Conclusion - 100 Years Apart
In case you didn't notice, two of the dresses in this exhibition were worn exactly 100 years apart: the 1854 dress of Margaret A. Heminway, and the 1954 dress of MaryLee Hartzell, Vassar class of 1953. The photograph on the left shows MaryLee's dress in the foreground, with Margaret's dress in the background. The silhouettes of these two dresses are remarkable similar, especially when you consider the silhouettes of the other dresses that were worn in between. It is interesting to consider the aspects of 1950's culture that were hearkening back to an earlier period.

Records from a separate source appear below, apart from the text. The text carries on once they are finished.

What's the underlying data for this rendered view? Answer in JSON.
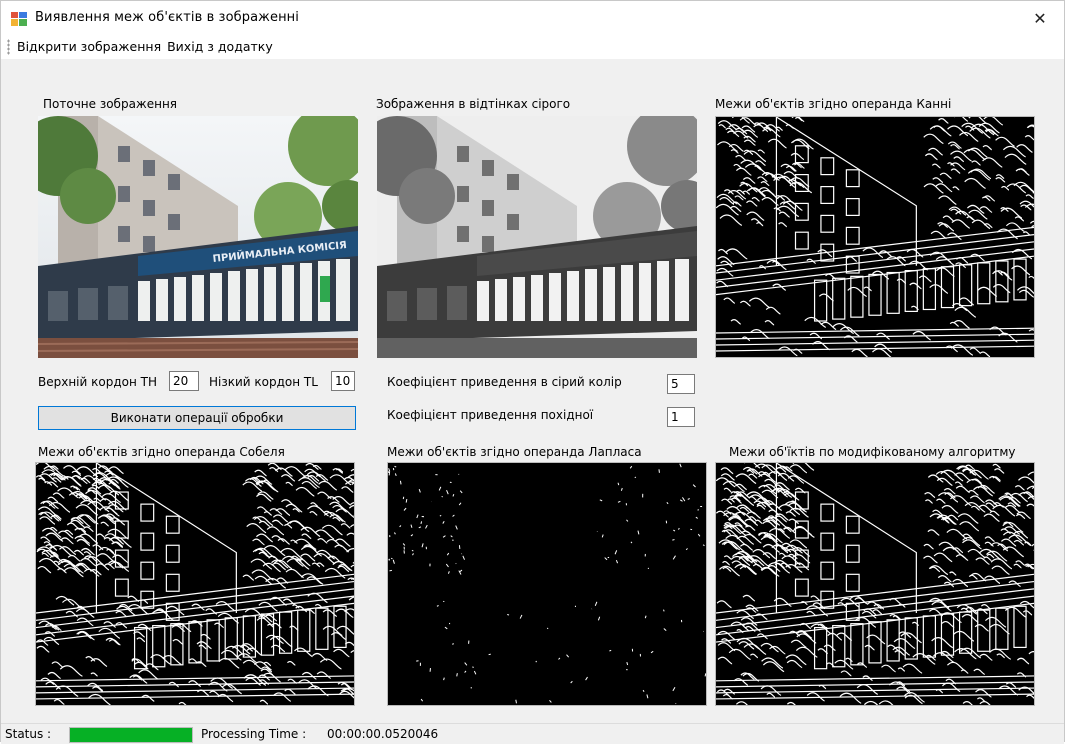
{
  "window": {
    "title": "Виявлення меж об'єктів в зображенні",
    "close_symbol": "✕"
  },
  "menu": {
    "items": [
      "Відкрити зображення",
      "Вихід з додатку"
    ]
  },
  "panels": {
    "current_label": "Поточне зображення",
    "gray_label": "Зображення в відтінках сірого",
    "canny_label": "Межи об'єктів згідно операнда Канні",
    "sobel_label": "Межи об'єктів згідно операнда Собеля",
    "laplace_label": "Межи об'єктів згідно операнда Лапласа",
    "modified_label": "Межи об'їктів по модифікованому алгоритму"
  },
  "photo_sign": "ПРИЙМАЛЬНА КОМІСІЯ",
  "params": {
    "th_label": "Верхній кордон TH",
    "th_value": "20",
    "tl_label": "Нізкий кордон TL",
    "tl_value": "10",
    "gray_coef_label": "Коефіцієнт приведення в сірий колір",
    "gray_coef_value": "5",
    "deriv_coef_label": "Коефіцієнт приведення  похідної",
    "deriv_coef_value": "1",
    "run_button": "Виконати операції обробки"
  },
  "status": {
    "label": "Status :",
    "progress": 1.0,
    "time_label": "Processing Time :",
    "time_value": "00:00:00.0520046"
  },
  "colors": {
    "progress_green": "#06b025",
    "button_border": "#0078d7"
  },
  "icons": {
    "app": "app-window-icon",
    "close": "close-icon"
  }
}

The most recent dress in the exhibition, worn by MaryLee's granddaughter, Anna Langdell (Vassar class of 2006), is the most similar in silhouette to these other two dresses. Again, many different styles have been worn between MaryLee's 1954 wedding and Anna's 2012 wedding, as shown by the minidress of MaryLee's sister, Ellen Baumann (Vassar class of 1963) and the Mexican wedding dress worn by her daugher Leontine Hartzell (Vassar class of 1979). However, the fitted bodice and full skirt seem to keep cycling back through fashion. The reappearance of certain styles may occur because of other aspects of the culture of a previous period, or in spite of them. These dresses, and this exhibition as a whole, provide a wonderful example of how fashion may shift away from a particular style, but often will cycle back to a similar look again.